- William Osler Health System manages a corporate Diversity Advisory Council (DAC), comprised of employees from across the organization who implement related programs and policies within their respective departments -- the DAC recently implemented rotating co-chairs to increase engagement and share additional diverse perspectives, and publishes monthly diversity newsletters to keep members apprised of best practices
- Approximately 70 William Osler Health System employees volunteer as Diversity Change Champions, responsible for adopting diversity and equity best practices and contributing towards the development of diversity within their respective fields -- champions efforts' are promoted internally
- William Osler Health System recently created a new multi-disciplinary LGBTQ Advisory Group, comprised of clinical and non-clinical staff -- the group hosted an equity forum for staff and physicians and is currently developing guidelines for working with and caring for LGBTQ communities
At William Osler, the 'whole person' comes first
As a medical student, Dr. Naheed Dosani was taught that patients with nerve-related pain will typically describe the sensation using words like "burning" or "shooting." But since joining the staff of William Osler Health System in July 2014, he has discovered that that lesson was far from complete.

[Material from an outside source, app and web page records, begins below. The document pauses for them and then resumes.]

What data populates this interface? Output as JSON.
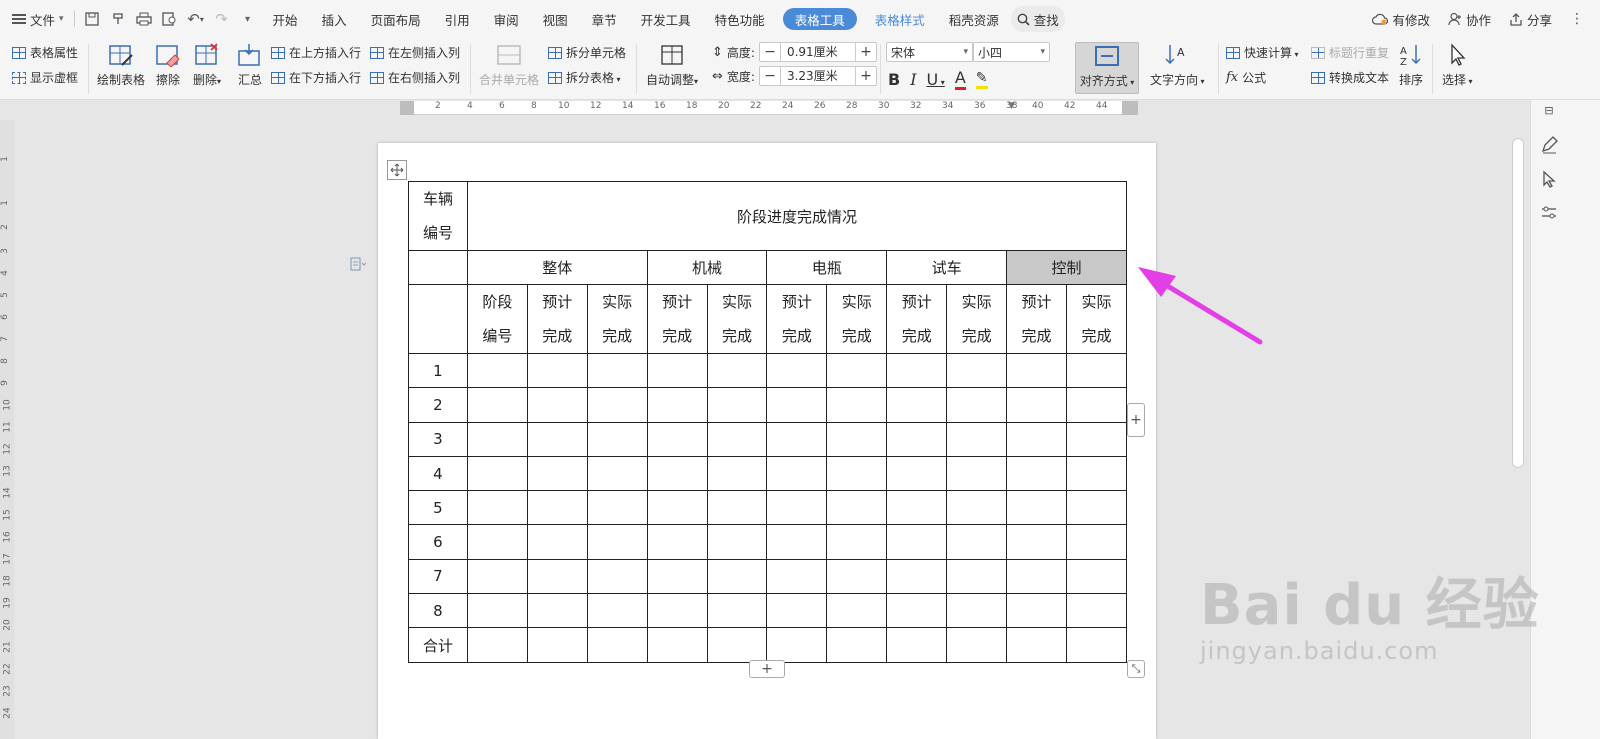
{
  "menubar": {
    "file_label": "文件",
    "tabs": [
      "开始",
      "插入",
      "页面布局",
      "引用",
      "审阅",
      "视图",
      "章节",
      "开发工具",
      "特色功能"
    ],
    "active_tool_tab": "表格工具",
    "style_tab": "表格样式",
    "resource_tab": "稻壳资源",
    "search_label": "查找",
    "right": {
      "modified": "有修改",
      "collab": "协作",
      "share": "分享"
    }
  },
  "ribbon": {
    "table_props": "表格属性",
    "show_gridlines": "显示虚框",
    "draw_table": "绘制表格",
    "erase": "擦除",
    "delete": "删除",
    "summary": "汇总",
    "insert_above": "在上方插入行",
    "insert_below": "在下方插入行",
    "insert_left": "在左侧插入列",
    "insert_right": "在右侧插入列",
    "merge_cells": "合并单元格",
    "split_cells": "拆分单元格",
    "split_table": "拆分表格",
    "auto_fit": "自动调整",
    "height_label": "高度:",
    "height_value": "0.91厘米",
    "width_label": "宽度:",
    "width_value": "3.23厘米",
    "font_name": "宋体",
    "font_size": "小四",
    "align": "对齐方式",
    "text_dir": "文字方向",
    "quick_calc": "快速计算",
    "formula": "公式",
    "repeat_header": "标题行重复",
    "to_text": "转换成文本",
    "sort": "排序",
    "select": "选择"
  },
  "ruler": {
    "h_ticks": [
      "2",
      "4",
      "6",
      "8",
      "10",
      "12",
      "14",
      "16",
      "18",
      "20",
      "22",
      "24",
      "26",
      "28",
      "30",
      "32",
      "34",
      "36",
      "38",
      "40",
      "42",
      "44"
    ],
    "v_ticks": [
      "1",
      "1",
      "2",
      "3",
      "4",
      "5",
      "6",
      "7",
      "8",
      "9",
      "10",
      "11",
      "12",
      "13",
      "14",
      "15",
      "16",
      "17",
      "18",
      "19",
      "20",
      "21",
      "22",
      "23",
      "24"
    ]
  },
  "table": {
    "vehicle_no_line1": "车辆",
    "vehicle_no_line2": "编号",
    "title": "阶段进度完成情况",
    "groups": [
      "整体",
      "机械",
      "电瓶",
      "试车",
      "控制"
    ],
    "stage_no_line1": "阶段",
    "stage_no_line2": "编号",
    "planned_line1": "预计",
    "planned_line2": "完成",
    "actual_line1": "实际",
    "actual_line2": "完成",
    "rows": [
      "1",
      "2",
      "3",
      "4",
      "5",
      "6",
      "7",
      "8",
      "合计"
    ]
  },
  "controls": {
    "plus": "+"
  },
  "watermark": {
    "brand": "Bai du 经验",
    "url": "jingyan.baidu.com"
  },
  "colors": {
    "accent": "#4a8ad7",
    "annotation": "#e23fe6",
    "highlight_cell": "#c8c8c8"
  }
}
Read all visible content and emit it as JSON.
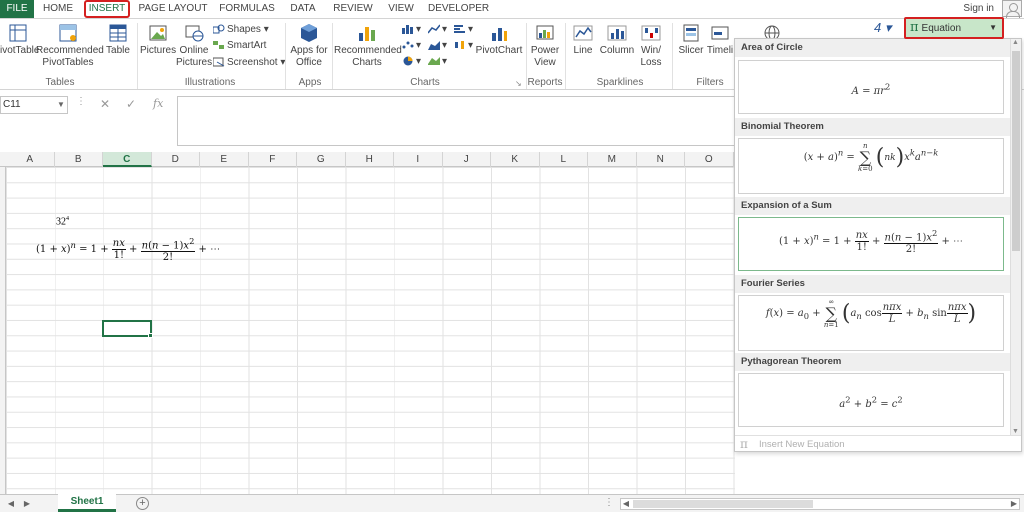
{
  "tabs": {
    "file": "FILE",
    "home": "HOME",
    "insert": "INSERT",
    "page_layout": "PAGE LAYOUT",
    "formulas": "FORMULAS",
    "data": "DATA",
    "review": "REVIEW",
    "view": "VIEW",
    "developer": "DEVELOPER"
  },
  "signin": "Sign in",
  "ribbon": {
    "pivottable": "ivotTable",
    "recommended_pivottables_1": "Recommended",
    "recommended_pivottables_2": "PivotTables",
    "table": "Table",
    "group_tables": "Tables",
    "pictures": "Pictures",
    "online_pictures_1": "Online",
    "online_pictures_2": "Pictures",
    "shapes": "Shapes",
    "smartart": "SmartArt",
    "screenshot": "Screenshot",
    "group_illustrations": "Illustrations",
    "apps_for_office_1": "Apps for",
    "apps_for_office_2": "Office",
    "group_apps": "Apps",
    "recommended_charts_1": "Recommended",
    "recommended_charts_2": "Charts",
    "pivotchart": "PivotChart",
    "group_charts": "Charts",
    "power_view_1": "Power",
    "power_view_2": "View",
    "group_reports": "Reports",
    "line": "Line",
    "column": "Column",
    "winloss_1": "Win/",
    "winloss_2": "Loss",
    "group_sparklines": "Sparklines",
    "slicer": "Slicer",
    "timeline": "Timeli",
    "group_filters": "Filters",
    "equation": "Equation"
  },
  "formula_bar": {
    "name_box": "C11",
    "cancel": "✕",
    "enter": "✓",
    "fx": "fx"
  },
  "grid": {
    "columns": [
      "A",
      "B",
      "C",
      "D",
      "E",
      "F",
      "G",
      "H",
      "I",
      "J",
      "K",
      "L",
      "M",
      "N",
      "O"
    ],
    "active_column": "C",
    "cell_b6_base": "32",
    "cell_b6_exp": "4"
  },
  "sheet_tab": "Sheet1",
  "gallery": {
    "sections": [
      {
        "title": "Area of Circle"
      },
      {
        "title": "Binomial Theorem"
      },
      {
        "title": "Expansion of a Sum"
      },
      {
        "title": "Fourier Series"
      },
      {
        "title": "Pythagorean Theorem"
      }
    ],
    "footer": "Insert New Equation"
  }
}
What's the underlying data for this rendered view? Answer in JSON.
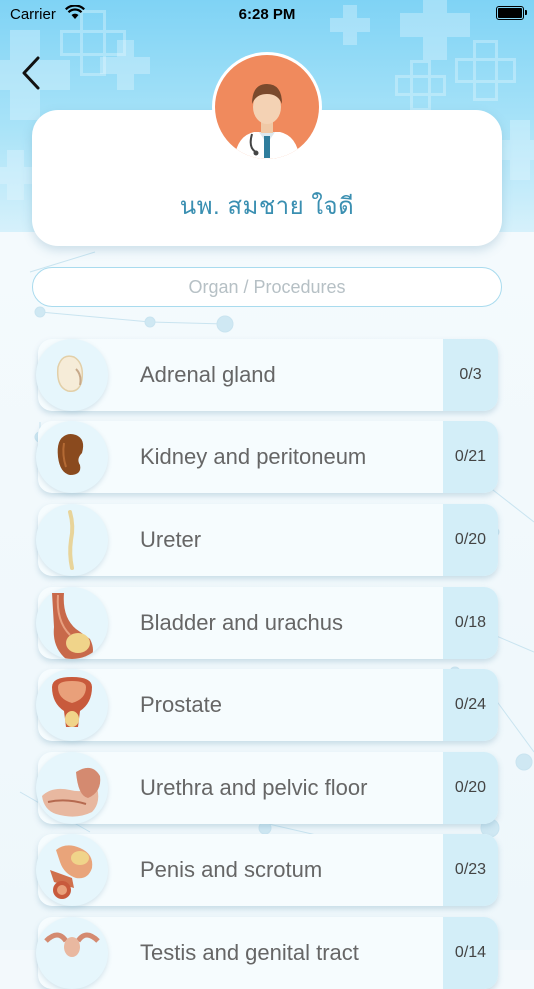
{
  "status_bar": {
    "carrier": "Carrier",
    "time": "6:28 PM"
  },
  "profile": {
    "name": "นพ. สมชาย ใจดี"
  },
  "search": {
    "placeholder": "Organ / Procedures"
  },
  "organs": [
    {
      "label": "Adrenal gland",
      "count": "0/3",
      "icon": "adrenal-gland-icon"
    },
    {
      "label": "Kidney and peritoneum",
      "count": "0/21",
      "icon": "kidney-icon"
    },
    {
      "label": "Ureter",
      "count": "0/20",
      "icon": "ureter-icon"
    },
    {
      "label": "Bladder and urachus",
      "count": "0/18",
      "icon": "bladder-icon"
    },
    {
      "label": "Prostate",
      "count": "0/24",
      "icon": "prostate-icon"
    },
    {
      "label": "Urethra and pelvic floor",
      "count": "0/20",
      "icon": "pelvic-floor-icon"
    },
    {
      "label": "Penis and scrotum",
      "count": "0/23",
      "icon": "penis-scrotum-icon"
    },
    {
      "label": "Testis and genital tract",
      "count": "0/14",
      "icon": "genital-tract-icon"
    }
  ],
  "colors": {
    "accent": "#3a8fb1",
    "header": "#7fd3f5",
    "count_bg": "#d3eef8",
    "avatar": "#f08a5d"
  }
}
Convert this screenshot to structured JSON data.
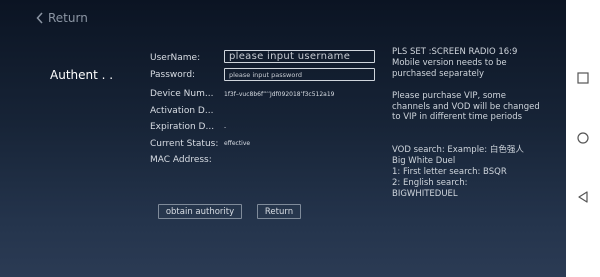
{
  "header": {
    "return_label": "Return"
  },
  "auth": {
    "title": "Authent . .",
    "username_label": "UserName:",
    "username_placeholder": "please input username",
    "password_label": "Password:",
    "password_placeholder": "please input password",
    "device_label": "Device Num...",
    "device_value": "1f3f–vuc8b6f”’’Jdf092018’f3c512a19",
    "activation_label": "Activation D...",
    "activation_value": "",
    "expiration_label": "Expiration D...",
    "expiration_value": "-",
    "status_label": "Current Status:",
    "status_value": "effective",
    "mac_label": "MAC Address:",
    "mac_value": ""
  },
  "buttons": {
    "obtain_label": "obtain authority",
    "return_label": "Return"
  },
  "info": {
    "line1": "PLS SET :SCREEN RADIO 16:9",
    "line2": "Mobile version needs to be purchased separately",
    "para2": "Please purchase VIP, some channels and VOD will be changed to VIP in different time periods",
    "vod_title": "VOD search: Example: 白色强人 Big White Duel",
    "vod_line1": "1: First letter search: BSQR",
    "vod_line2": "2: English search: BIGWHITEDUEL"
  },
  "colors": {
    "bg_top": "#0b1423",
    "bg_bottom": "#2b3b54",
    "text": "#d8dde4",
    "navbar": "#ffffff"
  }
}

"People from different cultures can have very different attitudes toward illness and pain so they'll use different terminology when describing what they're feeling," says Dosani, a palliative care physician. "I've learned on the job that some patients may say that they're sore, sad, scared or feel like they are falling apart. You have to check your preconceptions at the door and meet people where they are at."
Osler, located in the western regions of the Greater Toronto Area, is one of the largest community hospitals in Canada, providing an extensive range of acute care, outpatient and community-based services. Two sites, Brampton Civic Hospital and Etobicoke General Hospital, serve a population that is among the fastest growing and most diverse in the country. More than half of the 1.3 million people in Osler's coverage area are visible minorities, nearly half are newcomers to Canada and one third of them do not speak English at home.
Understanding and appreciating the nuances of patients' vocabularies is just one of many ways that Osler demonstrates its commitment to diversity and inclusivity every day. Along with a staff that reflects the heterogeneity of its surrounding communities, Osler has wide-ranging policies, procedures and programs that are respectful of the fact that everyone has unique needs, preferences, concerns and values. It's a patient-inspired model of care that focuses on the whole person, not just the complaint that precipitated the hospital visit.
"We are committed to providing equitable and accessible quality heath care in an environment where everyone feels safe, welcome and included," says Susan deRyk, Vice President of Patient Experience, Communications and Strategy. "That's regardless of one's beliefs, culture, religion, race, ethnicity, age, gender, language, physical or mental disability, sexual orientation, or socio-economic status."
This commitment is ingrained throughout Osler - including at the top. The president and senior leadership team helm a diversity executive council that is responsible for ensuring the organization follows through with its equity goals and priorities, and allocating resources.
As well, some 5,000 employees, 850 physicians and 1,200 volunteers participate in numerous diversity advisory councils and forums, providing continuous input and advice into Osler's policies and practices. This includes a new multidisciplinary LGBTQ Advisory Group and a Women's Advisory Group of clinical and non-clinical staff. Still other employees volunteer as diversity change champions.
Dosani sees a direct link between Osler's singular approach to diversity and how well patients fare at the Palliative/Pain and Symptom Management Clinic where he works. The clinic takes an interdisciplinary approach, meaning patients can also access support, as needed, from a social worker, advanced practice nurse, dietitian and a range of hospital and community resources. Given that many in the surrounding communities come from low socioeconomic backgrounds, the need is great.
"The overall goal of the healthcare system is to improve the well-being and health outcomes of our patient population," says Dosani. "But we know from a strong body of research that the social determinants of health like income, housing and food security are actually the most important in improving overall health outcomes. Access to medical care is often lower on that list and if you're only focusing on medical treatment, you're probably missing the big picture.
"Fortunately," he says, "this organization is truly committed to diversity, inclusivity and health equity. It's etched into the identity of who we all are."
Diversity and equity are fundamental values at Osler. And they are far from static. They are constantly evolving and, in the process, offer much in return. "Diversity and equity make us richer," says deRyk. "They open us to new and valuable experiences and expand our thinking around what's possible."